Check every line of the entries below for "openvpn", and copy the lines that have it.

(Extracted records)
Segment Open

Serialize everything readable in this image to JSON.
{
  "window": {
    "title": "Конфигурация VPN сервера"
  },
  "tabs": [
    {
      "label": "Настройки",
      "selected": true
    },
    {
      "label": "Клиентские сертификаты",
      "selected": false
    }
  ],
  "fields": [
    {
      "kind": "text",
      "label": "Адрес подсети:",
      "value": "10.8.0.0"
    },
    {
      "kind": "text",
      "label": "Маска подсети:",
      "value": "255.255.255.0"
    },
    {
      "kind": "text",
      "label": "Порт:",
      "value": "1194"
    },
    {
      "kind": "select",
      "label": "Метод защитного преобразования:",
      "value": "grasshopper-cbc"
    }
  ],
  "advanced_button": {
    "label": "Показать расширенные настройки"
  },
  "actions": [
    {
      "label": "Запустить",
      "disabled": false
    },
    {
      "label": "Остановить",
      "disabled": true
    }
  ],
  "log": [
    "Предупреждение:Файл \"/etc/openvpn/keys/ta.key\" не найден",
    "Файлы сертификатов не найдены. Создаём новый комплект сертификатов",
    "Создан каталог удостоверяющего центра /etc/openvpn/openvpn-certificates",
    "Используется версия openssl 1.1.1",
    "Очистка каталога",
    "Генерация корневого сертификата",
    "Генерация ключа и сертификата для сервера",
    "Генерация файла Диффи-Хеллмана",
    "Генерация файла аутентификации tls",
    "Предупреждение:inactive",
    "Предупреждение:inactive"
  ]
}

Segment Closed

* **SOLUTION FOR THIS EXERCISE**
    "Предупреждение:Файл \"/etc/openvpn/keys/ta.key\" не найден",
    "Создан каталог удостоверяющего центра /etc/openvpn/openvpn-certificates",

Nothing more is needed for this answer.